Eucario Calderon - The State Hornet
California State University system students will have the option to apply for summer financial aid after the system was allotted $6 million to fund financial aid for summer classes in 2020 and 2021.
Included in the 2019-2020 California state budget signed by Governor Gavin Newsom on July 1, this is the first time the state will fund financial aid for summer courses, according to Anita Kermes, Sac State’s financial aid director.
Kermes said the only way to pay for summer classes was out of pocket, unused financial aid from the academic year or loans. That was until two years ago when the Department of Education made it so Pell Grant eligible students enrolled in at least six units could use part of their total grant allowance to pay for summer courses.
According to Kermes, the new funding will be made available to students that are California residents and are eligible for state financial aid.

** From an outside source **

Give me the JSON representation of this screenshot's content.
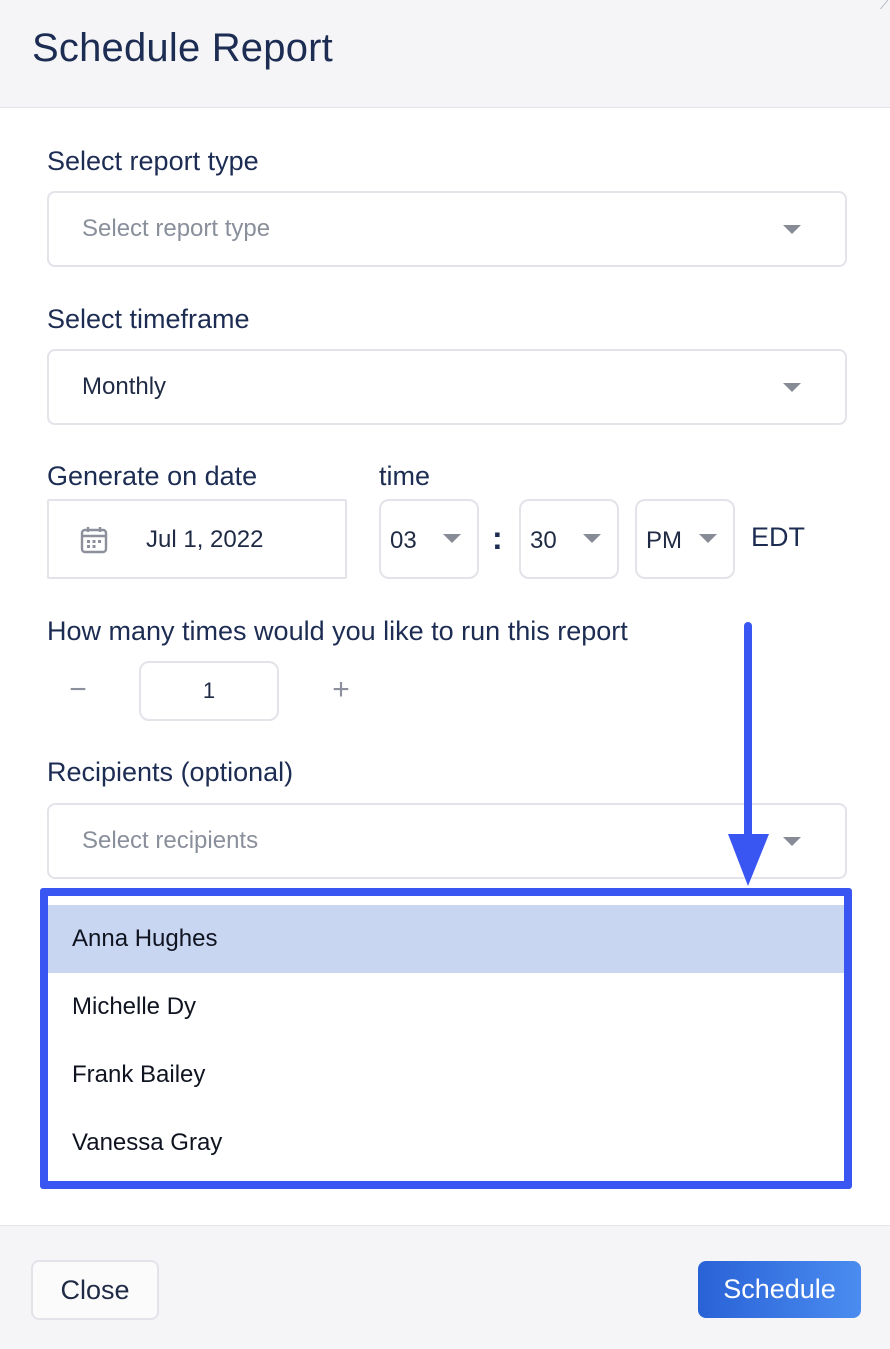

However, the individual campuses are waiting for further guidance from the CSU.
Toni Molle, CSU public affairs director, said the funds would benefit students trying to graduate on time.

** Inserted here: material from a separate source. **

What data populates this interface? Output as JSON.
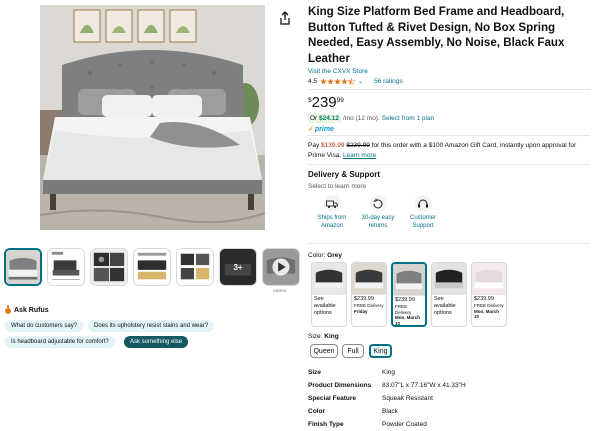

“The added funding supports Graduation Initiative 2025 goals and for students able to take courses during summer months, this funding will improve their time to degree and save them money,” Molle said

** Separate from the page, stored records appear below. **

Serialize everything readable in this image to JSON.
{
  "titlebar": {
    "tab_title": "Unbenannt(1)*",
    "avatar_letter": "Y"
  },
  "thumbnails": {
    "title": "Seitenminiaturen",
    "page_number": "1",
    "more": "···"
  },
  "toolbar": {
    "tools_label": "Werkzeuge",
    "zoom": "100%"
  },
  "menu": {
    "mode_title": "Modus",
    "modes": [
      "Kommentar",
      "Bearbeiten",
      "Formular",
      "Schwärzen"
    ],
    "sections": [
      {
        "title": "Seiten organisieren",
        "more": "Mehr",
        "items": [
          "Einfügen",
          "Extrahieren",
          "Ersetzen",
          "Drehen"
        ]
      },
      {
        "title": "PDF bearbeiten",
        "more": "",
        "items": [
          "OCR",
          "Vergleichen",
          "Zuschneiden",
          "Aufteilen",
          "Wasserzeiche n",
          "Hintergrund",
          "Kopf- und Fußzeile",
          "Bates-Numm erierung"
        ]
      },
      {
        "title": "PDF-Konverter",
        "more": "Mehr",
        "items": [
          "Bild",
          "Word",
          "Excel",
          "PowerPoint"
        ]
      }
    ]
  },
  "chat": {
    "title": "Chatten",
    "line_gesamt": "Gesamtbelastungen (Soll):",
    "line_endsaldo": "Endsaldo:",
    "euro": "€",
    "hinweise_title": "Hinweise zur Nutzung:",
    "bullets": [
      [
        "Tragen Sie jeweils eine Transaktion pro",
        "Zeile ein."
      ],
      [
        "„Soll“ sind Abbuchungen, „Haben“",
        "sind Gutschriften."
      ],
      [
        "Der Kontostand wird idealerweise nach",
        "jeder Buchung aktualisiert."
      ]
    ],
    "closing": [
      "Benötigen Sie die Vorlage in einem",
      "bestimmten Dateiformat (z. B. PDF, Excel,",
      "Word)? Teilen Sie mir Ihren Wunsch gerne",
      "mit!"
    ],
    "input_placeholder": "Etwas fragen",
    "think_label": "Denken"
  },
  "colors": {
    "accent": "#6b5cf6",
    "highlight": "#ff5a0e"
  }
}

The CSU’s Graduation Initiative 2025 aims to “ensure that all students have the opportunity to graduate in a timely manner according to their personal goals,” according to the CSU website.
According to Molle and Kermes, the $6 million will be split between summer 2020 and 2021 semesters.
The UC system was similarly allotted $4 million to fund financial aid to their students in summer 2020 and 2021 as well.
“I actually found out that you have to pay for the classes in full and then you get reimbursed for it and to receive financial aid you actually have to take more than two classes,” said Anya Bustamante, a Sac State social work major. “So it ended up being like $2,500 that I had to pay out of pocket first and I could just not do that.”
Bustamante said she had no option but to enroll in classes at a community college instead. However, she said she’s still struggling to pay for her American River College courses with the work-study job she has at Sac State.
“I have to get another job because I live off-campus and pay rent, also books are super expensive and there’s always stuff that comes up so that’s really a financial burden that I have to worry about,” Bustamente said.
Bustamante said she hopes that the new funds will mean students won’t be paying out of pocket, even if they’re reimbursed after the fact.
“That’s a lot of money that you have to come out of nowhere,” Bustamante said. “I actually got a grant for $1,500 and then the summer classes I ended up taking were still two-thousand-something dollars. So you go in and you pay it all in full and then after two weeks that you start your summer classes you get reimbursed.”
Valerie Medina, a communications studies major, said she was only able to continue her education after community college because of FAFSA.
“FAFSA definitely helped me in general. Without it I would not have extended my education,” Medina said. “I could not do it without it.”
Medina said the summer financial aid could help her pay for a place near campus, rather than commute from Galt in southern Sacramento County.
“I’ve struggled with commuting,” Medina said. “Everyday I have an hour or so commute and I have been in a couple of accidents due to the rush. If I could afford a dorm or apartment I would be less stressed out.”